The two central characters are Holliday and Granger, who live in a ‘town‘ near the Bermuda archipelago. Holliday is of unspecified age (though it is said he is younger than fifty). He decides not to migrate on one of the last voyages to Mars, and instead decides to remain on Earth with Granger, an older man who was once a marine biologist decades ago when there was still some form of sea left on the planet. Holliday comes to terms with the fact that he and Granger may be the only two people left on Earth in ten years time (the remaining others being elderly), but he cannot shake his urge to stay, and watch over what remains of the Earth's life before its inevitable extinction.

One day Holliday and Granger are in a saloon fittingly called the Neptune, when they see the crash of one of the decadent launch pads falling from the sky. They decide to visit the site, a nexus of saline pools and the only remnants of the Atlantic ocean - now named Lake Atlantic. Whilst inspecting the large wreckage of the launch station, they come across a Dogfish struggling in the shallow waters.
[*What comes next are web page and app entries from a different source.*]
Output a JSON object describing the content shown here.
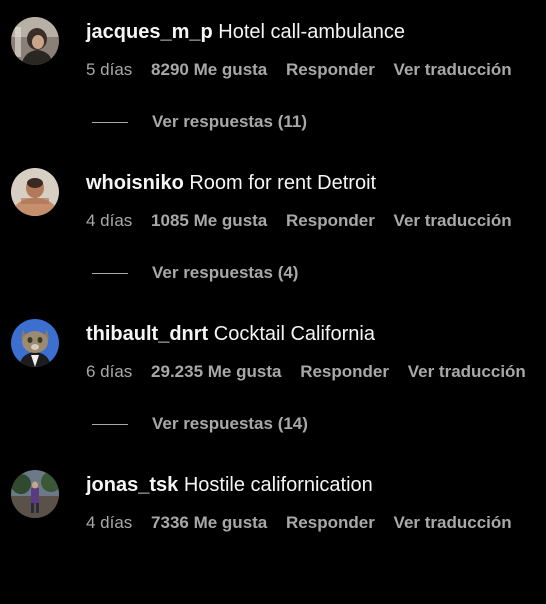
{
  "comments": [
    {
      "username": "jacques_m_p",
      "text": "Hotel call-ambulance",
      "time": "5 días",
      "likes": "8290 Me gusta",
      "reply": "Responder",
      "translate": "Ver traducción",
      "replies": "Ver respuestas (11)",
      "avatar_icon": "profile-photo"
    },
    {
      "username": "whoisniko",
      "text": "Room for rent Detroit",
      "time": "4 días",
      "likes": "1085 Me gusta",
      "reply": "Responder",
      "translate": "Ver traducción",
      "replies": "Ver respuestas (4)",
      "avatar_icon": "profile-photo"
    },
    {
      "username": "thibault_dnrt",
      "text": "Cocktail California",
      "time": "6 días",
      "likes": "29.235 Me gusta",
      "reply": "Responder",
      "translate": "Ver traducción",
      "replies": "Ver respuestas (14)",
      "avatar_icon": "profile-photo"
    },
    {
      "username": "jonas_tsk",
      "text": "Hostile californication",
      "time": "4 días",
      "likes": "7336 Me gusta",
      "reply": "Responder",
      "translate": "Ver traducción",
      "avatar_icon": "profile-photo"
    }
  ],
  "colors": {
    "background": "#000000",
    "primary_text": "#f5f5f5",
    "secondary_text": "#a8a8a8"
  }
}
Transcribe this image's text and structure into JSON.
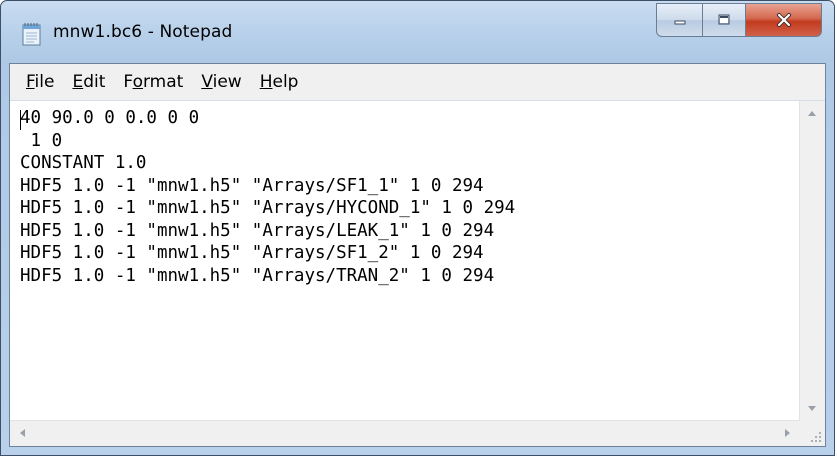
{
  "window": {
    "title": "mnw1.bc6 - Notepad",
    "icon": "notepad-icon",
    "caption_buttons": {
      "minimize_icon": "minimize-icon",
      "maximize_icon": "maximize-icon",
      "close_icon": "close-icon",
      "close_color": "#c7402a"
    }
  },
  "menu": {
    "items": [
      {
        "pre": "",
        "accel": "F",
        "post": "ile"
      },
      {
        "pre": "",
        "accel": "E",
        "post": "dit"
      },
      {
        "pre": "F",
        "accel": "o",
        "post": "rmat"
      },
      {
        "pre": "",
        "accel": "V",
        "post": "iew"
      },
      {
        "pre": "",
        "accel": "H",
        "post": "elp"
      }
    ]
  },
  "editor": {
    "lines": [
      "40 90.0 0 0.0 0 0",
      " 1 0",
      "CONSTANT 1.0",
      "HDF5 1.0 -1 \"mnw1.h5\" \"Arrays/SF1_1\" 1 0 294",
      "HDF5 1.0 -1 \"mnw1.h5\" \"Arrays/HYCOND_1\" 1 0 294",
      "HDF5 1.0 -1 \"mnw1.h5\" \"Arrays/LEAK_1\" 1 0 294",
      "HDF5 1.0 -1 \"mnw1.h5\" \"Arrays/SF1_2\" 1 0 294",
      "HDF5 1.0 -1 \"mnw1.h5\" \"Arrays/TRAN_2\" 1 0 294"
    ]
  },
  "scrollbars": {
    "up_icon": "scroll-up-arrow-icon",
    "down_icon": "scroll-down-arrow-icon",
    "left_icon": "scroll-left-arrow-icon",
    "right_icon": "scroll-right-arrow-icon",
    "grip_icon": "size-grip-icon"
  }
}
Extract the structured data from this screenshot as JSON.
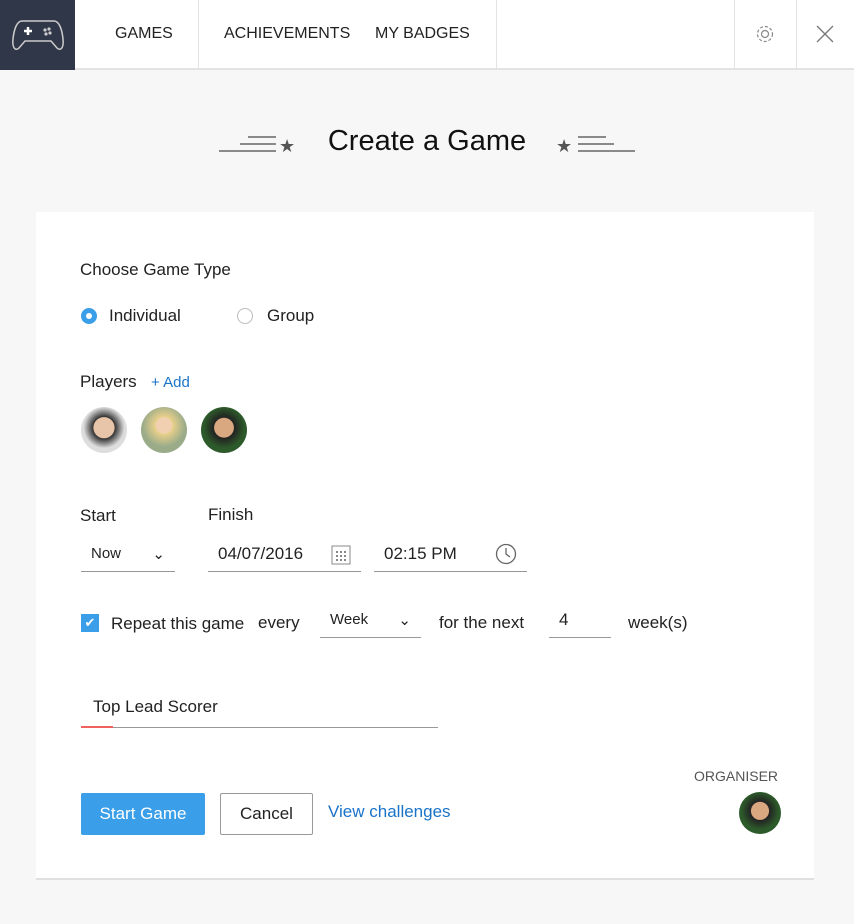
{
  "nav": {
    "games": "GAMES",
    "achievements": "ACHIEVEMENTS",
    "badges": "MY BADGES"
  },
  "page_title": "Create a Game",
  "form": {
    "game_type_label": "Choose Game Type",
    "individual": "Individual",
    "group": "Group",
    "selected_type": "Individual",
    "players_label": "Players",
    "add_label": "+ Add",
    "start_label": "Start",
    "finish_label": "Finish",
    "start_value": "Now",
    "finish_date": "04/07/2016",
    "finish_time": "02:15 PM",
    "repeat_label": "Repeat this game",
    "every_label": "every",
    "repeat_checked": true,
    "interval": "Week",
    "for_next": "for the next",
    "count": "4",
    "unit": "week(s)",
    "game_name": "Top Lead Scorer",
    "organiser_label": "ORGANISER"
  },
  "buttons": {
    "start": "Start Game",
    "cancel": "Cancel",
    "view": "View challenges"
  },
  "colors": {
    "accent": "#3a9fe8",
    "logo_bg": "#303749",
    "link": "#1a73c8",
    "error": "#f0625d"
  }
}
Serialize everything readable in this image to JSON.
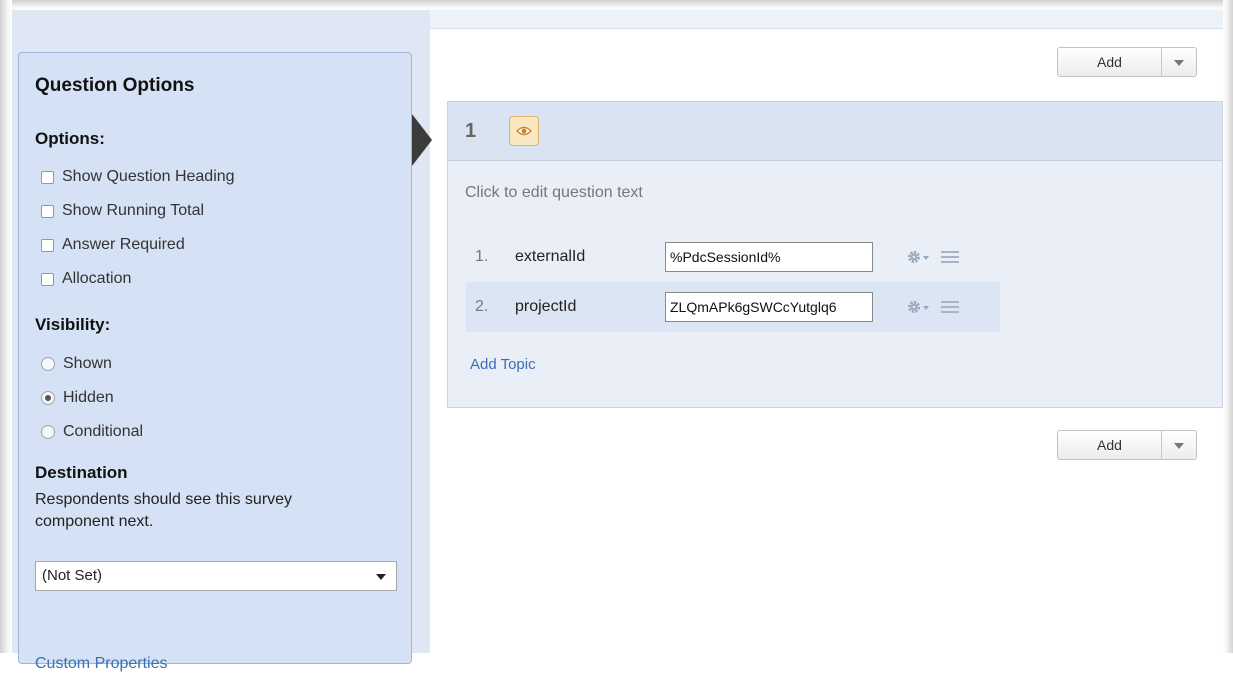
{
  "sidebar": {
    "panel_title": "Question Options",
    "options_heading": "Options:",
    "options": [
      {
        "label": "Show Question Heading",
        "checked": false
      },
      {
        "label": "Show Running Total",
        "checked": false
      },
      {
        "label": "Answer Required",
        "checked": false
      },
      {
        "label": "Allocation",
        "checked": false
      }
    ],
    "visibility_heading": "Visibility:",
    "visibility": [
      {
        "label": "Shown",
        "selected": false
      },
      {
        "label": "Hidden",
        "selected": true
      },
      {
        "label": "Conditional",
        "selected": false
      }
    ],
    "destination_heading": "Destination",
    "destination_desc": "Respondents should see this survey component next.",
    "destination_value": "(Not Set)",
    "custom_properties": "Custom Properties"
  },
  "main": {
    "add_label": "Add",
    "question": {
      "number": "1",
      "text_placeholder": "Click to edit question text",
      "topics": [
        {
          "index": "1.",
          "name": "externalId",
          "value": "%PdcSessionId%"
        },
        {
          "index": "2.",
          "name": "projectId",
          "value": "ZLQmAPk6gSWCcYutglq6"
        }
      ],
      "add_topic": "Add Topic"
    }
  },
  "icons": {
    "visibility": "eye-icon",
    "topic_settings": "gear-icon",
    "topic_drag": "drag-handle-icon",
    "dropdown": "chevron-down-icon",
    "panel_pointer": "pointer-arrow-icon"
  },
  "colors": {
    "panel_bg": "#d5e1f4",
    "link": "#3b6fb6",
    "eye_button": "#fbe6c2"
  }
}
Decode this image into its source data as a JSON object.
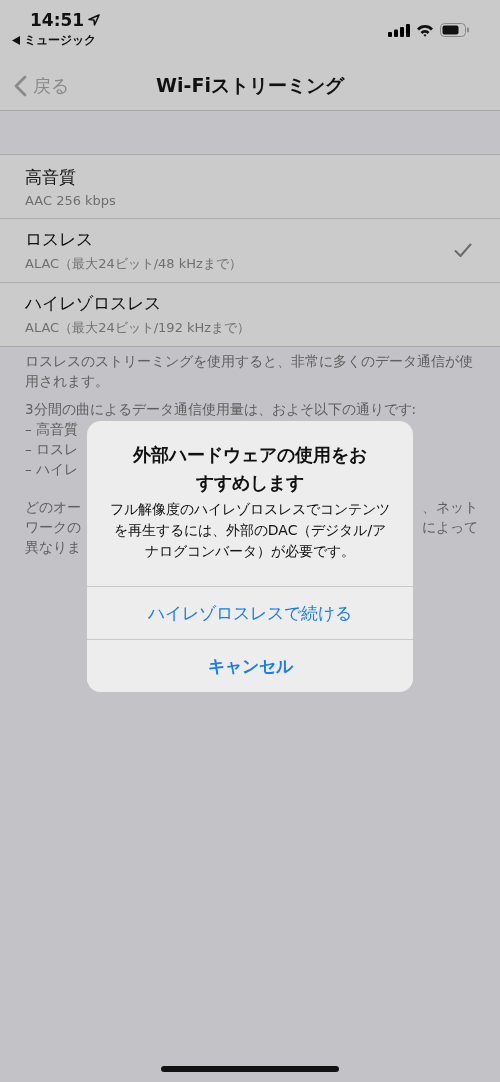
{
  "status_bar": {
    "time": "14:51",
    "back_app": "ミュージック"
  },
  "nav": {
    "back": "戻る",
    "title": "Wi-Fiストリーミング"
  },
  "options": [
    {
      "label": "高音質",
      "detail": "AAC 256 kbps",
      "selected": false
    },
    {
      "label": "ロスレス",
      "detail": "ALAC（最大24ビット/48 kHzまで）",
      "selected": true
    },
    {
      "label": "ハイレゾロスレス",
      "detail": "ALAC（最大24ビット/192 kHzまで）",
      "selected": false
    }
  ],
  "footer": {
    "intro": "ロスレスのストリーミングを使用すると、非常に多くのデータ通信が使用されます。",
    "usage_heading": "3分間の曲によるデータ通信使用量は、およそ以下の通りです:",
    "usage_items": [
      "– 高音質",
      "– ロスレ",
      "– ハイレ"
    ],
    "note_lines": [
      {
        "left": "どのオー",
        "right": "、ネット"
      },
      {
        "left": "ワークの",
        "right": "によって"
      },
      {
        "left": "異なりま"
      }
    ]
  },
  "alert": {
    "title": "外部ハードウェアの使用をおすすめします",
    "message": "フル解像度のハイレゾロスレスでコンテンツを再生するには、外部のDAC（デジタル/アナログコンバータ）が必要です。",
    "actions": [
      {
        "label": "ハイレゾロスレスで続ける",
        "kind": "default"
      },
      {
        "label": "キャンセル",
        "kind": "preferred"
      }
    ]
  }
}
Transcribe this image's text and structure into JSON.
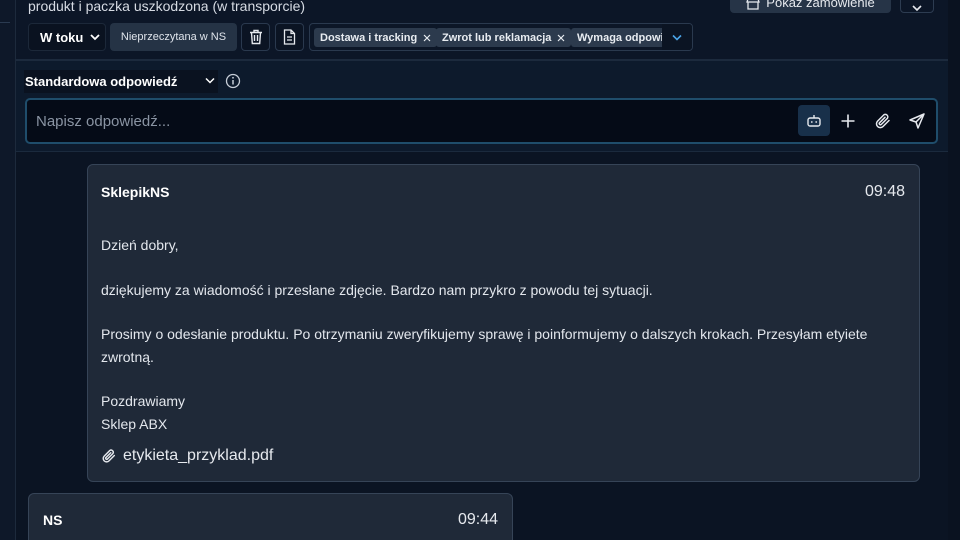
{
  "header": {
    "subject": "produkt i paczka uszkodzona (w transporcie)",
    "order_button_label": "Pokaż zamówienie",
    "status_value": "W toku",
    "unread_tag": "Nieprzeczytana w NS",
    "tags": [
      "Dostawa i tracking",
      "Zwrot lub reklamacja",
      "Wymaga odpowiedzi"
    ]
  },
  "reply": {
    "template_value": "Standardowa odpowiedź",
    "placeholder": "Napisz odpowiedź..."
  },
  "messages": [
    {
      "sender": "SklepikNS",
      "time": "09:48",
      "lines": [
        "Dzień dobry,",
        "dziękujemy za wiadomość i przesłane zdjęcie. Bardzo nam przykro z powodu tej sytuacji.",
        "Prosimy o odesłanie produktu. Po otrzymaniu zweryfikujemy sprawę i poinformujemy o dalszych krokach. Przesyłam etyiete",
        "zwrotną.",
        "Pozdrawiamy",
        "Sklep ABX"
      ],
      "attachment": "etykieta_przyklad.pdf"
    },
    {
      "sender": "NS",
      "time": "09:44"
    }
  ],
  "colors": {
    "background": "#0a1322",
    "card": "#1f2938",
    "accent_border": "#1f4d6b",
    "tag_bg": "#2c3a4d"
  }
}
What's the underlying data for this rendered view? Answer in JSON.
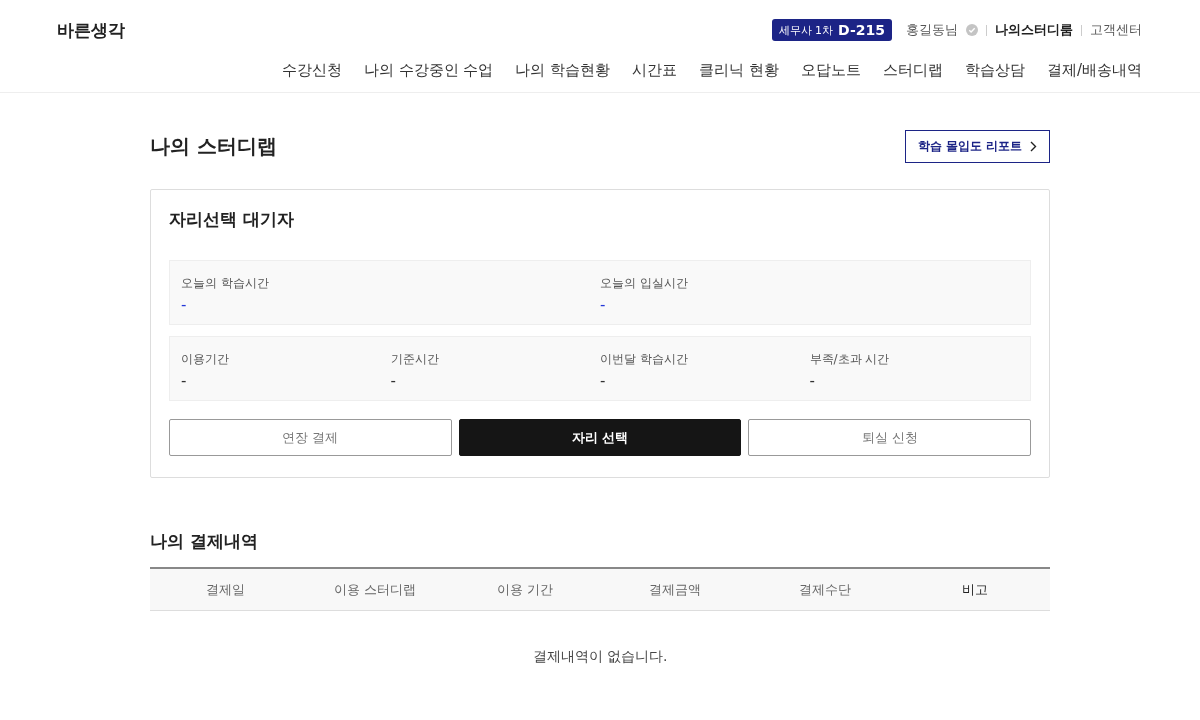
{
  "header": {
    "logo": "바른생각",
    "dday": {
      "label": "세무사 1차",
      "count": "D-215"
    },
    "user": "홍길동님",
    "links": [
      {
        "label": "나의스터디룸",
        "selected": true
      },
      {
        "label": "고객센터",
        "selected": false
      }
    ],
    "nav": [
      "수강신청",
      "나의 수강중인 수업",
      "나의 학습현황",
      "시간표",
      "클리닉 현황",
      "오답노트",
      "스터디랩",
      "학습상담",
      "결제/배송내역"
    ]
  },
  "page": {
    "title": "나의 스터디랩",
    "report_button": "학습 몰입도 리포트"
  },
  "status_card": {
    "title": "자리선택 대기자",
    "stat_groups": [
      {
        "highlight": true,
        "stats": [
          {
            "label": "오늘의 학습시간",
            "value": "-"
          },
          {
            "label": "오늘의 입실시간",
            "value": "-"
          }
        ]
      },
      {
        "highlight": false,
        "stats": [
          {
            "label": "이용기간",
            "value": "-"
          },
          {
            "label": "기준시간",
            "value": "-"
          },
          {
            "label": "이번달 학습시간",
            "value": "-"
          },
          {
            "label": "부족/초과 시간",
            "value": "-"
          }
        ]
      }
    ],
    "buttons": [
      {
        "label": "연장 결제",
        "kind": "outline"
      },
      {
        "label": "자리 선택",
        "kind": "primary"
      },
      {
        "label": "퇴실 신청",
        "kind": "outline"
      }
    ]
  },
  "payments": {
    "title": "나의 결제내역",
    "columns": [
      {
        "label": "결제일",
        "emphasized": false
      },
      {
        "label": "이용 스터디랩",
        "emphasized": false
      },
      {
        "label": "이용 기간",
        "emphasized": false
      },
      {
        "label": "결제금액",
        "emphasized": false
      },
      {
        "label": "결제수단",
        "emphasized": false
      },
      {
        "label": "비고",
        "emphasized": true
      }
    ],
    "empty_message": "결제내역이 없습니다."
  }
}
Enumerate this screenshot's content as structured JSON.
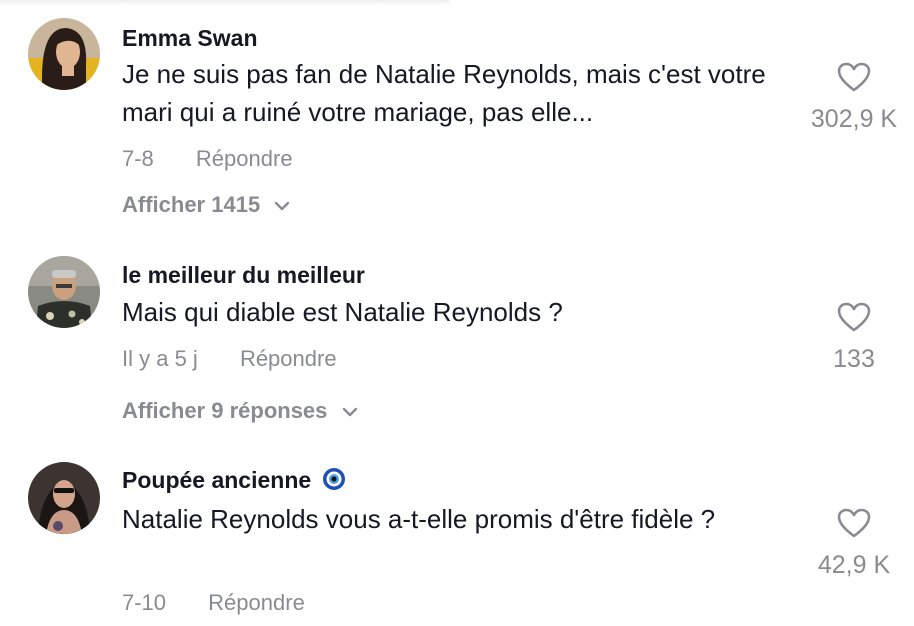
{
  "comments": [
    {
      "author": "Emma Swan",
      "text": "Je ne suis pas fan de Natalie Reynolds, mais c'est votre mari qui a ruiné votre mariage, pas elle...",
      "date": "7-8",
      "reply_label": "Répondre",
      "likes": "302,9 K",
      "show_replies_label": "Afficher 1415"
    },
    {
      "author": "le meilleur du meilleur",
      "text": "Mais qui diable est Natalie Reynolds ?",
      "date": "Il y a 5 j",
      "reply_label": "Répondre",
      "likes": "133",
      "show_replies_label": "Afficher 9 réponses"
    },
    {
      "author": "Poupée ancienne",
      "badge_icon": "nazar-eye-emoji",
      "text": "Natalie Reynolds vous a-t-elle promis d'être fidèle ?",
      "date": "7-10",
      "reply_label": "Répondre",
      "likes": "42,9 K"
    }
  ],
  "icons": {
    "like": "heart-outline-icon",
    "expand": "chevron-down-icon"
  },
  "colors": {
    "primary_text": "#161823",
    "secondary_text": "#8a8b91",
    "background": "#ffffff"
  }
}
Granger fails to see any importance in it, but Holliday immediately becomes attached to it, and using his salt-plough builds it a deeper pool to live in comfortably. When Granger asks of his fascination, Holliday explains that the shark is like an image of themselves staying behind and equates the situation with primordial evolution. Holliday vows to look after the shark, and what he considers to be the epitome of remaining life on the planet.

Whilst bringing the shark food the next day, they come across the pool drained and the shark dying after being tormented by young hoodlums before they leave Earth. Granger tries to comfort an enraged and disturbed Holliday and suggests that he stuff the dead fish to keep with him. Holliday reacts angrily to this, replying: “Have it stuffed? Are you crazy? Do you think I want to make a dummy of myself, fill my own head with straw?”.

The story ends with Holliday’s disillusionment with what he considers the true death of the planet.

References[edit]

  1. ^ "JG Ballard Book Cover Scans: 1960-61". The Terminal Collection. Retrieved January 6, 2009. [dead link]
  2. ^ "JG Ballard Book Cover Scans: 1962-63". The Terminal Collection. Retrieved January 6, 2009. 

External links[edit]